    In answer to the claim that Cossus had only been a military tribune when he claimed the spolia opima, Octavian reported that he had personally examined the armor of Lars Tolumnius, which Cossus had deposited in the temple of Jupiter Feretrius, and that it was inscribed "Aulus Cornelius Cossus, consul". This led Livy to amend his account of the spolia claimed by Cossus, who did not hold the consulship until BC 428, and has caused some confusion as to the date of the war with Lars Tolumnius; but as Livy states, all of the best sources state that Cossus was a military tribune when he killed the Etruscan king.[7][8]

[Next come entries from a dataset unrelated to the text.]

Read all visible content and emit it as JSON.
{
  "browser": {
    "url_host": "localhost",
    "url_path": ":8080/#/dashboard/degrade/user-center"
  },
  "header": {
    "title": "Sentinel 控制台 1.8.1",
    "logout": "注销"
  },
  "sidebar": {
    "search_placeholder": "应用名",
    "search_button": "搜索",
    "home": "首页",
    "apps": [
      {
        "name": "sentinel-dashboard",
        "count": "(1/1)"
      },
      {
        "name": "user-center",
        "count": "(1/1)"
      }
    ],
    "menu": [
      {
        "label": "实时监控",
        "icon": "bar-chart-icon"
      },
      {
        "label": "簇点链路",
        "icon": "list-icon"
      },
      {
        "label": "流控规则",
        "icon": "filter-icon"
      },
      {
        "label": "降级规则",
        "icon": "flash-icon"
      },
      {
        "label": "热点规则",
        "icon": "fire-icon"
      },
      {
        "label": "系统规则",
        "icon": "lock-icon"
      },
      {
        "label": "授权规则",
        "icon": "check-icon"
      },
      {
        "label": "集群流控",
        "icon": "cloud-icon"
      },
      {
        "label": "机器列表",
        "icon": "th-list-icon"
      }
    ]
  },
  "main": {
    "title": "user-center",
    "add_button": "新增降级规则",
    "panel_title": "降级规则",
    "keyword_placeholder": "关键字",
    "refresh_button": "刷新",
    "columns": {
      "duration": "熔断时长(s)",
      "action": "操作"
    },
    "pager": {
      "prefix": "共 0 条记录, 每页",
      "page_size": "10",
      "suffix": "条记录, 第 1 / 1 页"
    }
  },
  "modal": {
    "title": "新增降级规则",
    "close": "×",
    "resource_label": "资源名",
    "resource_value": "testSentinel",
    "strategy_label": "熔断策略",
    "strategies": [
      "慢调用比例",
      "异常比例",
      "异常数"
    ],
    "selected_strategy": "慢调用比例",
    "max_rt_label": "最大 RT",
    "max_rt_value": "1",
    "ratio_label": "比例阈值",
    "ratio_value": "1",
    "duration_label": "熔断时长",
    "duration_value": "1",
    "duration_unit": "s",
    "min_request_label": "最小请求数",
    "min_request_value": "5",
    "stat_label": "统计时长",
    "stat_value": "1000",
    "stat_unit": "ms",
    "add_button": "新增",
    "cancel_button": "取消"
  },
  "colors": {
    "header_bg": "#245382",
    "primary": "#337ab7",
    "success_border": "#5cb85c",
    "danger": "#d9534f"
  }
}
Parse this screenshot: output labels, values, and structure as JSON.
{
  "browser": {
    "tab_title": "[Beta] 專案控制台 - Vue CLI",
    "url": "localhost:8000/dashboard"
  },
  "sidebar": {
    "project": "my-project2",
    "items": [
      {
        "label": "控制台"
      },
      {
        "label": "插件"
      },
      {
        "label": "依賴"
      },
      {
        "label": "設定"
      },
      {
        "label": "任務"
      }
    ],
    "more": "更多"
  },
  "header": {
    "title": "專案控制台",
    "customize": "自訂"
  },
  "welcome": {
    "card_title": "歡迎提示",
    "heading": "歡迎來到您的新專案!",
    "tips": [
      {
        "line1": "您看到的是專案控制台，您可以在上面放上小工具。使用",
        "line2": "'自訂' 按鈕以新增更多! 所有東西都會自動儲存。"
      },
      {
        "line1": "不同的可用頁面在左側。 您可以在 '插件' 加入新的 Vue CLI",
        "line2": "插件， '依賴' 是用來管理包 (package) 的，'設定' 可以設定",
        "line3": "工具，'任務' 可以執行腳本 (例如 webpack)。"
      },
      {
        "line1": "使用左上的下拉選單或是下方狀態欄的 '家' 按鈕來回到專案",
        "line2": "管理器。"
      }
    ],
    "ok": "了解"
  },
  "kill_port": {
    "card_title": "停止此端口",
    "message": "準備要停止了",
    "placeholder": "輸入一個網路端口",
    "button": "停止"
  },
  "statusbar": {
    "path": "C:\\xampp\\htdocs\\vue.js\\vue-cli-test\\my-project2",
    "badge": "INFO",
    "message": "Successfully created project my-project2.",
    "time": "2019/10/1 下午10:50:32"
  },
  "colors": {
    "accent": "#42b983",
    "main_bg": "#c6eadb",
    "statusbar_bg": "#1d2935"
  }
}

ReferencesEdit

  1. ^ Smith, pp. 161 ff.
  2. ^ a b c Livy, iv. 17.
  3. ^ Mineo, pp. 322 ff.
  4. ^ a b Livy, iv. 18.
  5. ^ Livy, iv. 19.
  6. ^ Bakkum, pp. 38 ff.
  7. ^ a b Livy, iv. 20.
  8. ^ Oxford Classical Dictionary, "Spolia Opima".

BibliographyEdit

  • Titus Livius (Livy), Ab Urbe Condita.
  • Oxford Classical Dictionary, 2nd ed. (1970).
  • C. J. Smith, The Roman Clan: The Gens from Ancient Ideology to Modern Anthropology, Cambridge University Press, ISBN 978-0-521-85692-8, pp. 161 ff, accessed 9 March 2006.
  • Bernard Mineo, A Companion to Livy, Wiley, ISBN 978-1-118-33897-1, pp. 322 ff, accessed 15 Sept. 2014.
  • Gabriël C. L. M. Bakkum, The Latin Dialect of the Ager Faliscus: 150 Years of Scholarship, Amsterdam University Press (2009), ISBN 978-90-5629-562-2, pp. 38 ff.

External linksEdit